Available records ->
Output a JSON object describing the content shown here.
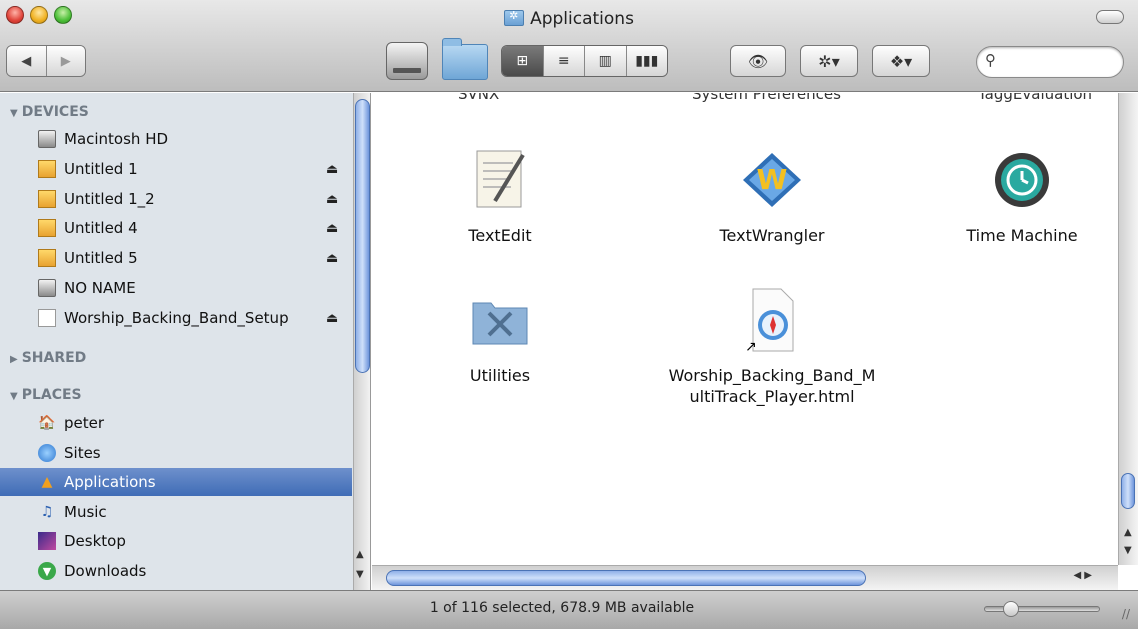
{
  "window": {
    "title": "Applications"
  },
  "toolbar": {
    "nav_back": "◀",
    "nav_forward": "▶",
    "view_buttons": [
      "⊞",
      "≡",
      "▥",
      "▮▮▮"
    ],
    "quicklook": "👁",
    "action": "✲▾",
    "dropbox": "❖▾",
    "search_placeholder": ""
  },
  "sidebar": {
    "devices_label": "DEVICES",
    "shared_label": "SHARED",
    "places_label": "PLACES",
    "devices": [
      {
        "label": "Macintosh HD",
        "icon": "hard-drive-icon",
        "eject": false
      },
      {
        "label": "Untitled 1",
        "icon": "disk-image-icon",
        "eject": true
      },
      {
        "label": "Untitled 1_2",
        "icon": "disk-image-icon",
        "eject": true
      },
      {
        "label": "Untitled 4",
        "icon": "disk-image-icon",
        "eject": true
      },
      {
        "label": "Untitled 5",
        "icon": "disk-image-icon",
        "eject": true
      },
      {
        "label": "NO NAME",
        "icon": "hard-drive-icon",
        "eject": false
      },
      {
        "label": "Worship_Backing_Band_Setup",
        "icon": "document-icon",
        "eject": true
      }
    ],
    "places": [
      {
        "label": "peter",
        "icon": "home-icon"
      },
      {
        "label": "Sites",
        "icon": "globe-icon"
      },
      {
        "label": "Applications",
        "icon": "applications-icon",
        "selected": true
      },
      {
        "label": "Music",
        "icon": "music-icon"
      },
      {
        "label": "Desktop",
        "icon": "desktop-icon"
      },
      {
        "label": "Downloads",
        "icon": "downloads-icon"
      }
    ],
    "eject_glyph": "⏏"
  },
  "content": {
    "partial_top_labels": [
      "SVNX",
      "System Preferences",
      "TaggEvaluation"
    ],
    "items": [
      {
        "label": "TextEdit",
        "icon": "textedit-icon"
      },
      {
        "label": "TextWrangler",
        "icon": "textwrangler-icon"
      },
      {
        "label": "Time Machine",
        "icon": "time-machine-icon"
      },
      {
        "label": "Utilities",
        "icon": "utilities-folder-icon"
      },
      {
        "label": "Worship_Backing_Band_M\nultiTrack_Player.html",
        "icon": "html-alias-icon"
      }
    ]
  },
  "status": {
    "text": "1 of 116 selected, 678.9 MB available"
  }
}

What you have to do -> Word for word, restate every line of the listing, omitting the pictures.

Problem solution ->
Output a JSON object describing the content shown here.
{
  "window": {
    "title": "Applications"
  },
  "toolbar": {
    "nav_back": "◀",
    "nav_forward": "▶",
    "view_buttons": [
      "⊞",
      "≡",
      "▥",
      "▮▮▮"
    ],
    "quicklook": "👁",
    "action": "✲▾",
    "dropbox": "❖▾",
    "search_placeholder": ""
  },
  "sidebar": {
    "devices_label": "DEVICES",
    "shared_label": "SHARED",
    "places_label": "PLACES",
    "devices": [
      {
        "label": "Macintosh HD",
        "icon": "hard-drive-icon",
        "eject": false
      },
      {
        "label": "Untitled 1",
        "icon": "disk-image-icon",
        "eject": true
      },
      {
        "label": "Untitled 1_2",
        "icon": "disk-image-icon",
        "eject": true
      },
      {
        "label": "Untitled 4",
        "icon": "disk-image-icon",
        "eject": true
      },
      {
        "label": "Untitled 5",
        "icon": "disk-image-icon",
        "eject": true
      },
      {
        "label": "NO NAME",
        "icon": "hard-drive-icon",
        "eject": false
      },
      {
        "label": "Worship_Backing_Band_Setup",
        "icon": "document-icon",
        "eject": true
      }
    ],
    "places": [
      {
        "label": "peter",
        "icon": "home-icon"
      },
      {
        "label": "Sites",
        "icon": "globe-icon"
      },
      {
        "label": "Applications",
        "icon": "applications-icon",
        "selected": true
      },
      {
        "label": "Music",
        "icon": "music-icon"
      },
      {
        "label": "Desktop",
        "icon": "desktop-icon"
      },
      {
        "label": "Downloads",
        "icon": "downloads-icon"
      }
    ],
    "eject_glyph": "⏏"
  },
  "content": {
    "partial_top_labels": [
      "SVNX",
      "System Preferences",
      "TaggEvaluation"
    ],
    "items": [
      {
        "label": "TextEdit",
        "icon": "textedit-icon"
      },
      {
        "label": "TextWrangler",
        "icon": "textwrangler-icon"
      },
      {
        "label": "Time Machine",
        "icon": "time-machine-icon"
      },
      {
        "label": "Utilities",
        "icon": "utilities-folder-icon"
      },
      {
        "label": "Worship_Backing_Band_M\nultiTrack_Player.html",
        "icon": "html-alias-icon"
      }
    ]
  },
  "status": {
    "text": "1 of 116 selected, 678.9 MB available"
  }
}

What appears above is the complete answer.